Although we met in passing on a couple of occasions when I was still a student, it was only after she had divorced and I had graduated that Mariga and I came to know each other. By then she had perforce moved out of Leixlip Castle and was living in Tullynisk, the dower house of Birr, County Offaly. It was definitely a house of contrasts, on the one hand a grim little kitchen (out of which surprisingly delicious meals were produced) and on the other the main rooms which were decorated with Mariga’s customary flair and discernment. Despite chaos forever appearing imminent, life at Tullynisk was actually rather well-ordered: overnight guests found their rooms perfectly prepared, logs neatly piled beside the grate (the house was always cold), fresh linen on the beds, and carefully chosen reading matter on an adjacent stand. No matter how late we had all scattered – and it was often very late – the followed morning Mariga would be the first to rise, moving about the house with trays laden for the breakfast table.
At the same time, disorder reigned behind the scenes: Mariga’s unparalleled collection of historical costume, for example, remained heaped in a tempting Everest on one bedroom floor, periodically raided for dressing-up on her instruction during parties. And her wonderful library, although the majority of books were eventually shelved, never had any real order put on it. Meanwhile she continued to drive a battered old Citroen, which periodically refused to move and would sometimes spend months outside the house. I remember Mariga’s bafflement when she was summoned to appear in court in Birr for failing to tax the vehicle, her logic being that since it was immobile no taxation ought to be required.
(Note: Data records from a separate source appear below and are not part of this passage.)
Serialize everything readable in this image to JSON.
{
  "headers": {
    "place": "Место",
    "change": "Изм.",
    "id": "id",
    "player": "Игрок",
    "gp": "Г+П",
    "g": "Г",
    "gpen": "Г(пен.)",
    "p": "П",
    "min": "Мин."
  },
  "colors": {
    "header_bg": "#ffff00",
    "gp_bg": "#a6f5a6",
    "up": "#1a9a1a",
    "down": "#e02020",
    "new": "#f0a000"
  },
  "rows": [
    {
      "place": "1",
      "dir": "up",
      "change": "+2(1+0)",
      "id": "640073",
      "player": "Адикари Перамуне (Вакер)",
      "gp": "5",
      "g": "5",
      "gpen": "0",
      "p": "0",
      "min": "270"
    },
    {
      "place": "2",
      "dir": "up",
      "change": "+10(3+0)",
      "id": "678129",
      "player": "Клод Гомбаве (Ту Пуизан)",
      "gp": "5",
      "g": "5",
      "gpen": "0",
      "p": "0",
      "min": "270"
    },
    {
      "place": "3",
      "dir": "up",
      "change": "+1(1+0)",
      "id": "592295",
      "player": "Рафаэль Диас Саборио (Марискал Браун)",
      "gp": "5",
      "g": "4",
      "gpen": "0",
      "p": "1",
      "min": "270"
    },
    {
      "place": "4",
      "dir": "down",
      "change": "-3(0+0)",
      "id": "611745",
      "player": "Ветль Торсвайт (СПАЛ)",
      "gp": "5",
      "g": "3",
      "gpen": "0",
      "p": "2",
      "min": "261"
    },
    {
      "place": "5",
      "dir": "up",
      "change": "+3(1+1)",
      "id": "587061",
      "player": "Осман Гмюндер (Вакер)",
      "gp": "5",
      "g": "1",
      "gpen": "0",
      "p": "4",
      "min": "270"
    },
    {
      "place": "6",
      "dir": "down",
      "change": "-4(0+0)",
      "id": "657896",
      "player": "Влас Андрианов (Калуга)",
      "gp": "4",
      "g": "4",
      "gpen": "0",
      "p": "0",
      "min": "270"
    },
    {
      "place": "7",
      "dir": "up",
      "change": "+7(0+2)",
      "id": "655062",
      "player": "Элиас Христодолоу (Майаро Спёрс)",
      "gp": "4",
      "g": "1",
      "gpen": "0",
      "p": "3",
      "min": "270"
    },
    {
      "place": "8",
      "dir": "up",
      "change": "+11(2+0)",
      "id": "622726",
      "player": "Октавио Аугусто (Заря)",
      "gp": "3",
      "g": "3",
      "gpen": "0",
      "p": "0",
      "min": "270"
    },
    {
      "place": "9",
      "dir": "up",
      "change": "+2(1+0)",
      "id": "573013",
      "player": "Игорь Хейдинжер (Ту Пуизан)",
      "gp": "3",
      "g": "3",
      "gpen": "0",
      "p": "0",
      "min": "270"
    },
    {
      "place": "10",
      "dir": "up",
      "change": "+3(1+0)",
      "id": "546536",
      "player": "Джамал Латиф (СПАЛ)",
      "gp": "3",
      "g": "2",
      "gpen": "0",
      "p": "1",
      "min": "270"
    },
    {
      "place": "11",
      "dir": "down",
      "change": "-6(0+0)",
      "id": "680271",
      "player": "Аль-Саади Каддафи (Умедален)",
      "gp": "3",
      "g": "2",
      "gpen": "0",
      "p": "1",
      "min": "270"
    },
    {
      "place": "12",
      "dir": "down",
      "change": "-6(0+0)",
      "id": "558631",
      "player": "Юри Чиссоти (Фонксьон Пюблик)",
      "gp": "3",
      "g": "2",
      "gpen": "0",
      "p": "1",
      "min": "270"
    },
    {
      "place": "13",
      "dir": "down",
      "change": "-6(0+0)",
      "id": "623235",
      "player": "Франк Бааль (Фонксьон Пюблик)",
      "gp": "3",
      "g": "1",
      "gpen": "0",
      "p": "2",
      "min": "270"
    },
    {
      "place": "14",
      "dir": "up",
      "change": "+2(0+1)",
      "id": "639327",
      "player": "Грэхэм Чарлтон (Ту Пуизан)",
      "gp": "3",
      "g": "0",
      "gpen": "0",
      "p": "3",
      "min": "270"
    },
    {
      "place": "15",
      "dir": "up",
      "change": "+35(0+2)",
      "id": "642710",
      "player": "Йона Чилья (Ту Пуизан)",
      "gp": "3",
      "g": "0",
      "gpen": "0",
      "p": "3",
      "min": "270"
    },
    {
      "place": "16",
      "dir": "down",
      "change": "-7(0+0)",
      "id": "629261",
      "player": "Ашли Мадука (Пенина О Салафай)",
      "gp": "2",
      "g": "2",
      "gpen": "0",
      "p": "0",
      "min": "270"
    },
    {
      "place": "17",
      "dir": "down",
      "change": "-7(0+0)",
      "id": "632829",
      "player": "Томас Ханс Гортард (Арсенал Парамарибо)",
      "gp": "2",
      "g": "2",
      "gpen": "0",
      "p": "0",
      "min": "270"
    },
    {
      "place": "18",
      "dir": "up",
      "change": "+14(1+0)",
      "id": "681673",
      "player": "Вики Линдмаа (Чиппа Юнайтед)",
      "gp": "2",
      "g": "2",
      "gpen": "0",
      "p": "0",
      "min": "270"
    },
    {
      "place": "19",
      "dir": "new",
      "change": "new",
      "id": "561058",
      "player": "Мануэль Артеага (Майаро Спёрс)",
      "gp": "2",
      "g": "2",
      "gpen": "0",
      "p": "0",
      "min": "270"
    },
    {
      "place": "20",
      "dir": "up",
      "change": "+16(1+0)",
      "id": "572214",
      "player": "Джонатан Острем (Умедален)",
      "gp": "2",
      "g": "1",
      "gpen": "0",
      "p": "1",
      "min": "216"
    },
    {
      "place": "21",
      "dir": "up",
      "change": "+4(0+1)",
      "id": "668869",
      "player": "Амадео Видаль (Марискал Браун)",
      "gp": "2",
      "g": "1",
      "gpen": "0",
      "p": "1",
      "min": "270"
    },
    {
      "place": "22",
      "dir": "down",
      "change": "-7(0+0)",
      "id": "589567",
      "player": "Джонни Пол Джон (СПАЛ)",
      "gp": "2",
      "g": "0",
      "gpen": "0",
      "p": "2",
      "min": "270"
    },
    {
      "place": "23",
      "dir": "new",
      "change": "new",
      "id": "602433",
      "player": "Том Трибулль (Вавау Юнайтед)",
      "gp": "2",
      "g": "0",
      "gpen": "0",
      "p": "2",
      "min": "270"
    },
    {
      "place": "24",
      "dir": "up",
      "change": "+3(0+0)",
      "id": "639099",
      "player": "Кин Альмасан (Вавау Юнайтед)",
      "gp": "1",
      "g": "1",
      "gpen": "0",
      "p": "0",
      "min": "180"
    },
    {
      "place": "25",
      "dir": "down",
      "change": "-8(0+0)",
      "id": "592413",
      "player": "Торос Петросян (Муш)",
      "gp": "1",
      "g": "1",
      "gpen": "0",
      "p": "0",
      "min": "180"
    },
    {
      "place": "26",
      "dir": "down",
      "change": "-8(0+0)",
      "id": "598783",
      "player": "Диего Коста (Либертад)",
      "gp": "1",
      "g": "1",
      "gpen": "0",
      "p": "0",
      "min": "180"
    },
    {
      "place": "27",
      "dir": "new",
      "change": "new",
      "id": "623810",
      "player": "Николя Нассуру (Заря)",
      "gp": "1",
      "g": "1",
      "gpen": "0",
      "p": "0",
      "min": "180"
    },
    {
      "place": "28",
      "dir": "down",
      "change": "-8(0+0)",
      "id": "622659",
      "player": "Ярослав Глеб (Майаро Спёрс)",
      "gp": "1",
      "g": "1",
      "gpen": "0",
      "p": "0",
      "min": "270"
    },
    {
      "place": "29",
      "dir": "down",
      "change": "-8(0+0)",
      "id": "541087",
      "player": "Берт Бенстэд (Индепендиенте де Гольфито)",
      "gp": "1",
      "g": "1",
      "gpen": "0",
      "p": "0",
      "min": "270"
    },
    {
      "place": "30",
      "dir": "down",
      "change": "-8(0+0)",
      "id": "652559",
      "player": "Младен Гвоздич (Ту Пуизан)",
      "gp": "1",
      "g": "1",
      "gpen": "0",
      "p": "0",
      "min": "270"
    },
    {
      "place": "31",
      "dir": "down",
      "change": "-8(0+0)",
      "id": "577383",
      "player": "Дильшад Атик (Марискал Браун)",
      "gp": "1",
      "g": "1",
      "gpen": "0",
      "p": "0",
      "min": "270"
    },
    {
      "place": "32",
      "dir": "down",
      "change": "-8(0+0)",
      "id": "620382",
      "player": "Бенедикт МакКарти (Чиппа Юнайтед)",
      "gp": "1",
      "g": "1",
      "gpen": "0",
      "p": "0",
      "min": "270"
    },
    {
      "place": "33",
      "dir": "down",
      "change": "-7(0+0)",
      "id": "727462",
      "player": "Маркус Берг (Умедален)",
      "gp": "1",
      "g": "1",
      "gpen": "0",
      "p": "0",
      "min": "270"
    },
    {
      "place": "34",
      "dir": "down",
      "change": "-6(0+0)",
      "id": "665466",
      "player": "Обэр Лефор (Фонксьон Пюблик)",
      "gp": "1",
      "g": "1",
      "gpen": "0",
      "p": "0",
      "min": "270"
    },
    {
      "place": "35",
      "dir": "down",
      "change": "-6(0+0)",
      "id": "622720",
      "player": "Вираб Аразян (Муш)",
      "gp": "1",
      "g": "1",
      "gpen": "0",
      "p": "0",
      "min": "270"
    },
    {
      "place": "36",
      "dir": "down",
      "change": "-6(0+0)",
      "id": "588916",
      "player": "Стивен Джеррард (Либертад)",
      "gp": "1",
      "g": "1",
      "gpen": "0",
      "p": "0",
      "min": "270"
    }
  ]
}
The truth was that during those final years Mariga was deeply unhappy, the melancholia to which I suspect she had always been vulnerable threatening to overwhelm her. Although she tried to keep herself busy and organised regular house parties and outings – a caravan of cars driving slowly down pot-holed laneways in pursuit of an alleged architectural gem that more often turned out to be an undistinguished farmhouse, its owners baffled by the spectacle of this troupe of eccentric gawkers – she was often alone. At such times she must have felt the world of which she had once been so vital a part had moved on and forgotten her. Of course it hadn’t, and more importantly it still hasn’t. All of us remained heavily indebted to Mariga Guinness and her inspirational leadership. Through her dynamism and commitment, Ireland’s architectural heritage became better known and appreciated, and preserved, than would otherwise have been the case. This week’s anniversary of her untimely death allows us an opportunity once more to pay due acknowledgement to a remarkable woman.
Mariga Guinness, 21st September 1932 – 8th May 1989